In the first place, what is oat milk? It’s the creamy, delicious and nutritious liquid made by blending and extracting pure, whole oats with fresh water. It can be flavoured in a variety of ways and is commonly used by people who follow vegan diets or have food allergies or intolerance as a dairy replacement. Oat milk is very versatile and can be a simple and tasty milk in your morning tea or coffee, or it can be baked and cooked with, adding a rich, creamy and hearty flavour to food and drink alike. It’s now common to see oat milk as a standard dairy alternative at cafes and shops, and today we’re going to find out just how many of the benefits of oats are present in the milk.
Of course, it’s not really a ‘milk’, not in the sense that it was milked from an animal. Oat milk is made by processing – aka blending at very high speeds – rolled oats with water. That’s the very simplest recipe, but many people add different things, such as a hint of vanilla, a pinch of salt, a spoonful of syrup. Why rolled oats? Quick oats are the most processed form of oats and tend to yield a slimier milk, while steel cut oats are not processed enough, and are more difficult to get a rich milk from. Rolled oats are perfect – not so processed as to go slimy, but processed enough as to yield a rich, creamy milk.
The best oat milk is homemade. Fresh and delicious, you have the luxury of knowing that it’s completely free of additives. Many commercially grown oats, while being naturally gluten-free, are often processed on equipment that was similarly used for wheat, barley or rye. This means that it’s very difficult for coeliacs and people with gluten or wheat sensitives to tell if a store-bought oat milk will be safe for their consumption. Therefore, choosing an organic, certified gluten-free oat is essential.
So what health benefits does oat milk bring to the table? The nutritional stats of oat milk are as follows: 130 calories, 2.5g total fat, 0g saturated fats, 2 grams fibre, 4 grams protein, 25% DV for calcium, and 20% DV for vitamin D. Sounds pretty good, yeah? Let’s compare with the traditional choice of cow’s milk: 161 calories, 8g fat, 0g fibre, 7.7g protein, 25% DV for vitamin D, and 30% DV for calcium. Out of most vegan milk substitutes, oat milk contains one of the highest amounts of fibre, making it a nutritious diary alternative. It also contains a higher percentage of carbs, which is to be expected when dealing with a milk made from a grain.
In order to bring the best oat milk to your table, we recommend making it yourself – you know precisely what kind of oats you’re using, if you have sensitives to be aware of, and homemade oat milk is free of the preservatives store-bought oat milk manufacturers are obliged to use in order to keep their products shelf-stable. Amongst preservatives, manufacturers also alter in their production methods by superheating the oat milk, which can destroy the naturally occurring vitamins. These minerals are frequently added back in again, along with things such as xanthan gum to provide a good froth for baristas.
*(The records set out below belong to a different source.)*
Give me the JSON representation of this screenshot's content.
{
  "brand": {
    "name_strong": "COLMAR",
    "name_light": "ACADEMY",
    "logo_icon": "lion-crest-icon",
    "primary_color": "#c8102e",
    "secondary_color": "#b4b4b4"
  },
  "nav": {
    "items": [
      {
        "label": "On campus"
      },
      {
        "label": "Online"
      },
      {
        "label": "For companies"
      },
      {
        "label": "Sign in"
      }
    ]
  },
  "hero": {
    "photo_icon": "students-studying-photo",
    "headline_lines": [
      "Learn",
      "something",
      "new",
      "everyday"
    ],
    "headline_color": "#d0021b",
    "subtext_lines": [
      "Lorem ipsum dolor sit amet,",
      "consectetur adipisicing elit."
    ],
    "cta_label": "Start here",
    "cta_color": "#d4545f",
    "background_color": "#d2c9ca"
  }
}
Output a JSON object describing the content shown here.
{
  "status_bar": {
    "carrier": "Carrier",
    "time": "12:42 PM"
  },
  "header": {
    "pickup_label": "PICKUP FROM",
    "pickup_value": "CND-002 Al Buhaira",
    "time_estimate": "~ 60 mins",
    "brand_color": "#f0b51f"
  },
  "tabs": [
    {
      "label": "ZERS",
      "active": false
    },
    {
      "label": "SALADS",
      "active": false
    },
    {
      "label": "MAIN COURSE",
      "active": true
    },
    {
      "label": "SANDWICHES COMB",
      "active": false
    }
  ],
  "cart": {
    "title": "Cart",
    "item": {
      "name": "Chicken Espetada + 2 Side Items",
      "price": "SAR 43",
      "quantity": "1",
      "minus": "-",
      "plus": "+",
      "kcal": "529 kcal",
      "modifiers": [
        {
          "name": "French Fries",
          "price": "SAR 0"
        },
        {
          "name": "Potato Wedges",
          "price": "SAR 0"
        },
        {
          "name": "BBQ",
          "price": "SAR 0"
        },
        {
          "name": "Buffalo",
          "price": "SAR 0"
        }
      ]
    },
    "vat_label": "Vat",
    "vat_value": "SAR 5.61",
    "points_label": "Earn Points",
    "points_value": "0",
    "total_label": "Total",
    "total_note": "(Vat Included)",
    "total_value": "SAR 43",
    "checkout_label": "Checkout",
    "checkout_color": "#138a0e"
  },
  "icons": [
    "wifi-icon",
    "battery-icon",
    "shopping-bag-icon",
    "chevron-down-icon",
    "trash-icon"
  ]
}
If these are things you’d like to avoid, check out our easy step by step process to make your own delicious oat milk that will keep for a week here, using our oat milk kit which has everything you need to get you started.